The idea of introducing the mockumentary element came from the Chuck Palahniuk novel Rant (2007) and the Hollywood film Chronicle (2012). While Rant follows the biography of a deceased man through oral interviews, Chronicle is a found-footage film about high-school students who develop superpowers.

For his Malayali Captain Planet-like superhero, Krishand took inspiration from the comic book character Swamp Thing, the 1954 film Creature from the Black Lagoon, and werewolf stories.

The film’s final chapter was inspired by Franz Kafka’s The Metamorphosis as well as the Gabriel Garcia Marquez story A Very Old Man with Enormous Wings.

Aavasavyuham’s strong anti-industry and pro-environment tone emerged from Krishand’s experience of shooting Waterbodies, a 15-minute documentary commissioned by the Stanford Law School, about the Narmada Dam Project’s effect on Adivasi settlements.

Filmmaker Krishand.

An early draft of the script was set in Munroe Island. But Krishand’s actor and co-producer Zhinz Shan, who plays the important role of Susheelan Vava, asked him to check out the controversy surrounding an Indian Oil Corporation import terminal in Puthuvype, to which Shan belongs.

Krishand had found a real-life case corresponding to his fictional script, which led to the documentary aspects of Aavasavyuham.

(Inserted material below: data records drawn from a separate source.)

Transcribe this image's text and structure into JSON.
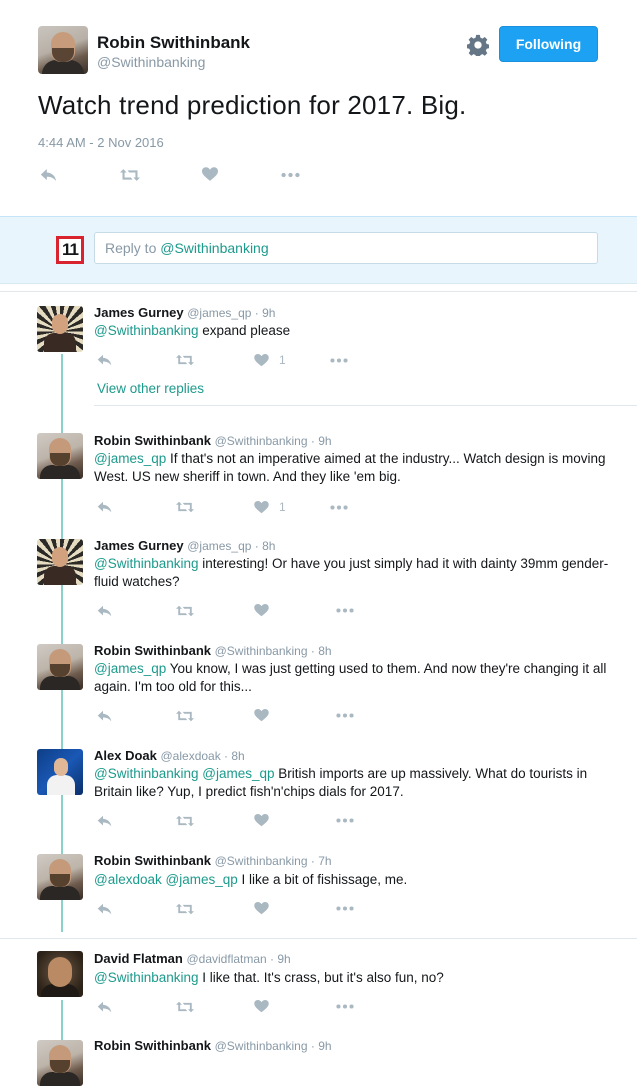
{
  "main_tweet": {
    "name": "Robin Swithinbank",
    "handle": "@Swithinbanking",
    "follow_label": "Following",
    "text": "Watch trend prediction for 2017. Big.",
    "timestamp": "4:44 AM - 2 Nov 2016"
  },
  "reply_box": {
    "label": "Reply to",
    "mention": "@Swithinbanking",
    "logo_text": "11"
  },
  "view_other_replies": "View other replies",
  "replies": [
    {
      "name": "James Gurney",
      "meta": "@james_qp · 9h",
      "mentions": "@Swithinbanking",
      "text": " expand please",
      "likes": "1"
    },
    {
      "name": "Robin Swithinbank",
      "meta": "@Swithinbanking · 9h",
      "mentions": "@james_qp",
      "text": " If that's not an imperative aimed at the industry... Watch design is moving West. US new sheriff in town. And they like 'em big.",
      "likes": "1"
    },
    {
      "name": "James Gurney",
      "meta": "@james_qp · 8h",
      "mentions": "@Swithinbanking",
      "text": " interesting! Or have you just simply had it with dainty 39mm gender-fluid watches?",
      "likes": ""
    },
    {
      "name": "Robin Swithinbank",
      "meta": "@Swithinbanking · 8h",
      "mentions": "@james_qp",
      "text": " You know, I was just getting used to them. And now they're changing it all again. I'm too old for this...",
      "likes": ""
    },
    {
      "name": "Alex Doak",
      "meta": "@alexdoak · 8h",
      "mentions": "@Swithinbanking @james_qp",
      "text": " British imports are up massively. What do tourists in Britain like? Yup, I predict fish'n'chips dials for 2017.",
      "likes": ""
    },
    {
      "name": "Robin Swithinbank",
      "meta": "@Swithinbanking · 7h",
      "mentions": "@alexdoak @james_qp",
      "text": " I like a bit of fishissage, me.",
      "likes": ""
    },
    {
      "name": "David Flatman",
      "meta": "@davidflatman · 9h",
      "mentions": "@Swithinbanking",
      "text": " I like that. It's crass,  but it's also fun, no?",
      "likes": ""
    },
    {
      "name": "Robin Swithinbank",
      "meta": "@Swithinbanking · 9h",
      "mentions": "",
      "text": "",
      "likes": ""
    }
  ],
  "colors": {
    "accent": "#1da1f2",
    "mention": "#1c9a8c",
    "thread_line": "#8ad1c8",
    "reply_band": "#e8f5fd",
    "icon": "#aab8c2"
  },
  "icons": [
    "settings-gear-icon",
    "reply-icon",
    "retweet-icon",
    "like-heart-icon",
    "more-dots-icon"
  ]
}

If viewers find sections of his film preachy or didactic, Krishand argued that that’s the idea: “Abstraction for propaganda won’t work. I want to ram my ideas into people’s heads but enveloping it with comedy. I am not trying to reach to people with visual privileges who have seen Tarkovsky and Kieslowski.”

Krishand’s film follows a series of Malayalam productions about climate change, including the experimental Prappeda and the recently released Malayankunju.

“Climate change is quite apparent in Kerala,” Krishand said. “It’s not supposed to rain in July and August but it does. The 2018 Kerala floods had a big effect on us, as did the Pettimudi landslides in 2020. The Malayalam new wave which had started around 2010 has now gave way for a post-new wave where we are no longer re-brushing old classics but moving to global topics.”

Aavasavyuham (2022).